Work order ::
When you retype the listing, keep every word exactly as it appears.

(Records shown Opens)

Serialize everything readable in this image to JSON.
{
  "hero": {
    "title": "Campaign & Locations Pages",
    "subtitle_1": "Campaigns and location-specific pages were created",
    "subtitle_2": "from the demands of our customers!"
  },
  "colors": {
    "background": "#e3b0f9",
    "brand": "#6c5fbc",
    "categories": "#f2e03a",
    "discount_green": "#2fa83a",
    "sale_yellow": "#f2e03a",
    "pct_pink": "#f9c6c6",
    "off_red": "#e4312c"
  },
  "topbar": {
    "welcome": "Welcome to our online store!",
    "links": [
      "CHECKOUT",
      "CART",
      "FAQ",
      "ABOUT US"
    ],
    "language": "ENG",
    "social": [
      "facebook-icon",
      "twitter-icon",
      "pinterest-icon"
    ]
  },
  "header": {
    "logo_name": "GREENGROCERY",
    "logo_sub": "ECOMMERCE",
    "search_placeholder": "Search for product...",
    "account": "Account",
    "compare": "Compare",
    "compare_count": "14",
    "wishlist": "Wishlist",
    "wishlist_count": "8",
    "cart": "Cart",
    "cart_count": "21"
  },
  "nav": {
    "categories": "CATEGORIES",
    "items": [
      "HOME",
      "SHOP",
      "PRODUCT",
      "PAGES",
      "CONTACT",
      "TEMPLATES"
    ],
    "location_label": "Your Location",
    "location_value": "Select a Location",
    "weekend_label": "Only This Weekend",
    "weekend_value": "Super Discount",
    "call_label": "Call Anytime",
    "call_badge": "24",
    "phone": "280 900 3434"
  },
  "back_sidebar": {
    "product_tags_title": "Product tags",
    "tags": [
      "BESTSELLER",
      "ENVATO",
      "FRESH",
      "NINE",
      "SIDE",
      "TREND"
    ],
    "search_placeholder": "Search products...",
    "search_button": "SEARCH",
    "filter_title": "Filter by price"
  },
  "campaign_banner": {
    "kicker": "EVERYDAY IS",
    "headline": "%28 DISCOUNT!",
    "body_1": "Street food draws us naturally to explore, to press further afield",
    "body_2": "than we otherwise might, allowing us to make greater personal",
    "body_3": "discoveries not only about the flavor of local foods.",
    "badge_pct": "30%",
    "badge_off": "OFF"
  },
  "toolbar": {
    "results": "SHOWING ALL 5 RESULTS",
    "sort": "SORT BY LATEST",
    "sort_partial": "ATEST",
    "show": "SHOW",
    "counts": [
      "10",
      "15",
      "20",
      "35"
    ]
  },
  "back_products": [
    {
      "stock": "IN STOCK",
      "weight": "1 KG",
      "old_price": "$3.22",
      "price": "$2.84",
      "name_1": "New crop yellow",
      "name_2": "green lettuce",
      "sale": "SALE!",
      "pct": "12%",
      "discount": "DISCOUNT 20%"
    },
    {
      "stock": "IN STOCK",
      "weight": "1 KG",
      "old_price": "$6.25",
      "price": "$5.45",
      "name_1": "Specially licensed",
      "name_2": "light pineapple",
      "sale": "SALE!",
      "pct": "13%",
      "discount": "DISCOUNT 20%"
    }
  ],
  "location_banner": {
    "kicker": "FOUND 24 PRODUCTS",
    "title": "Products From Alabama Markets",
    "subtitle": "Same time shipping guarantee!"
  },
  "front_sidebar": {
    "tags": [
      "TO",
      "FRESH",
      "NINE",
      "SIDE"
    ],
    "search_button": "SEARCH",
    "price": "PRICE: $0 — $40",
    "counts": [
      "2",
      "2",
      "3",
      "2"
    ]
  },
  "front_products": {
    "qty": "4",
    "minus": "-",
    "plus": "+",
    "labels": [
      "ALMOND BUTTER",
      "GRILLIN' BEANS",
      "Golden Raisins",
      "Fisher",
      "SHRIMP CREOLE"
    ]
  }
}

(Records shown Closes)

Solution ::
Serialize everything readable in this image to JSON.
{
  "hero": {
    "title": "Campaign & Locations Pages",
    "subtitle_1": "Campaigns and location-specific pages were created",
    "subtitle_2": "from the demands of our customers!"
  },
  "colors": {
    "background": "#e3b0f9",
    "brand": "#6c5fbc",
    "categories": "#f2e03a",
    "discount_green": "#2fa83a",
    "sale_yellow": "#f2e03a",
    "pct_pink": "#f9c6c6",
    "off_red": "#e4312c"
  },
  "topbar": {
    "welcome": "Welcome to our online store!",
    "links": [
      "CHECKOUT",
      "CART",
      "FAQ",
      "ABOUT US"
    ],
    "language": "ENG",
    "social": [
      "facebook-icon",
      "twitter-icon",
      "pinterest-icon"
    ]
  },
  "header": {
    "logo_name": "GREENGROCERY",
    "logo_sub": "ECOMMERCE",
    "search_placeholder": "Search for product...",
    "account": "Account",
    "compare": "Compare",
    "compare_count": "14",
    "wishlist": "Wishlist",
    "wishlist_count": "8",
    "cart": "Cart",
    "cart_count": "21"
  },
  "nav": {
    "categories": "CATEGORIES",
    "items": [
      "HOME",
      "SHOP",
      "PRODUCT",
      "PAGES",
      "CONTACT",
      "TEMPLATES"
    ],
    "location_label": "Your Location",
    "location_value": "Select a Location",
    "weekend_label": "Only This Weekend",
    "weekend_value": "Super Discount",
    "call_label": "Call Anytime",
    "call_badge": "24",
    "phone": "280 900 3434"
  },
  "back_sidebar": {
    "product_tags_title": "Product tags",
    "tags": [
      "BESTSELLER",
      "ENVATO",
      "FRESH",
      "NINE",
      "SIDE",
      "TREND"
    ],
    "search_placeholder": "Search products...",
    "search_button": "SEARCH",
    "filter_title": "Filter by price"
  },
  "campaign_banner": {
    "kicker": "EVERYDAY IS",
    "headline": "%28 DISCOUNT!",
    "body_1": "Street food draws us naturally to explore, to press further afield",
    "body_2": "than we otherwise might, allowing us to make greater personal",
    "body_3": "discoveries not only about the flavor of local foods.",
    "badge_pct": "30%",
    "badge_off": "OFF"
  },
  "toolbar": {
    "results": "SHOWING ALL 5 RESULTS",
    "sort": "SORT BY LATEST",
    "sort_partial": "ATEST",
    "show": "SHOW",
    "counts": [
      "10",
      "15",
      "20",
      "35"
    ]
  },
  "back_products": [
    {
      "stock": "IN STOCK",
      "weight": "1 KG",
      "old_price": "$3.22",
      "price": "$2.84",
      "name_1": "New crop yellow",
      "name_2": "green lettuce",
      "sale": "SALE!",
      "pct": "12%",
      "discount": "DISCOUNT 20%"
    },
    {
      "stock": "IN STOCK",
      "weight": "1 KG",
      "old_price": "$6.25",
      "price": "$5.45",
      "name_1": "Specially licensed",
      "name_2": "light pineapple",
      "sale": "SALE!",
      "pct": "13%",
      "discount": "DISCOUNT 20%"
    }
  ],
  "location_banner": {
    "kicker": "FOUND 24 PRODUCTS",
    "title": "Products From Alabama Markets",
    "subtitle": "Same time shipping guarantee!"
  },
  "front_sidebar": {
    "tags": [
      "TO",
      "FRESH",
      "NINE",
      "SIDE"
    ],
    "search_button": "SEARCH",
    "price": "PRICE: $0 — $40",
    "counts": [
      "2",
      "2",
      "3",
      "2"
    ]
  },
  "front_products": {
    "qty": "4",
    "minus": "-",
    "plus": "+",
    "labels": [
      "ALMOND BUTTER",
      "GRILLIN' BEANS",
      "Golden Raisins",
      "Fisher",
      "SHRIMP CREOLE"
    ]
  }
}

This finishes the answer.